Director Amir Bar-Lev doesn't push the irony. He doesn't push anything, really. He just recounts the whole sordid story of the Penn State football scandal…
One of my indelible memories from 1950s television is of Leon Ames, on Life with Father, standing in the midst of a family catastrophe and exclaiming, "Oh, no!" Now the trouble with that line is that it doesn't look like much in print. It doesn't sound like much, either, unless you can remember the way Ames delivered it.
Did I see that TV documentary about John Ford? Yeah, I saw it." Peter Bogdanovich looked slightly nauseated. "Did I ever see it! Say I disliked it very much. No. Say I loathed it."
All in all, it was an exciting week for "The French Connection."
LAKE GENEVA, WI -- There is just no keeping up with all the new Ann-Margrets. Last year's new Ann-Margret abandoned her image, as the press releases say, to play a committed graduate student in "R.P.M." Her quandary: Should she still shack up with Anthony Quinn after he stops being a radical professor and becomes a moderate administrator? That's a dicey quandary, believe me, because Ann-Margret was playing a liberated woman even if she didn't have her own motorcycle and had to ride on the back of Anthony Quinn's.

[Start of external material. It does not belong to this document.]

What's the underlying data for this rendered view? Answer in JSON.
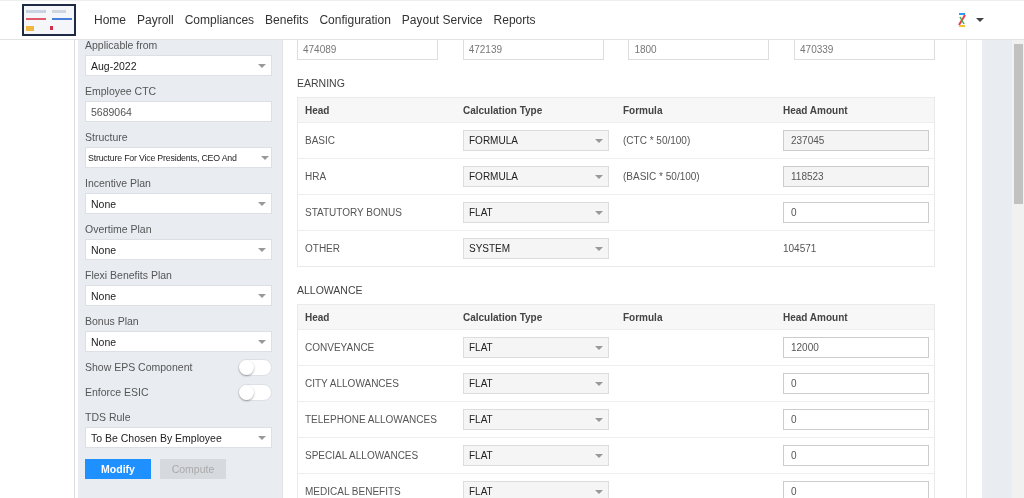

NEW YORK - After the second screening of "The Murder of Fred Hampton" at the Museum of Modern Art, Mike Gray was sitting at the bar of the Chelsea Hotel and trying to decide how to take New York by storm. The museum screenings have generated a lot of enthusiasm and favorable reviews, but it costs $30,000 minimum to open a movie in New York and advertise it properly.
McKEESPORT, PA -- The sky hung low and dripping over the Sheraton Motor Inn, and Robert Mitchum hunched his shoulders against it and scooted around to the other side of the Mercury.
Dalton Trumbo's "Johnny Got His Gun" seemed for years to be one of those novels that could never be made into a movie. It took place entirely within the mind of a soldier who was so grievously wounded in World War I that he had only the most tenuous contact with the world. He had no arms, no legs, no sight or hearing, no way to speak.
"That's all gone, now, the old, Hollywood," Warren Beatty was saying. "All gone. I remember once I was being interviewed by Hedda Hopper. Are you still going with that Joan Collins? She's too old for you. And, Warren, you really should do something about your clothes! Look at those clothes! Marriage, you should be thinking about marriage at your age, Warren."
I went back to Mister Kelly's the other night to catch Mort Sahl again, and found myself sitting next to a friend who writes for another local newspaper. He was there to do a story on the girl singer - a very good girl singer - who is also there, and when she'd finished singing my friend got up to leave.
It was just that moment of the evening when you need the lights but you don't quite want to turn them on. There were two big old overstuffed wing chairs facing each other in front of the fireplace, and in one of them Gene Wilder had thrown his leg over the chair's arm and was talking softly and slowly...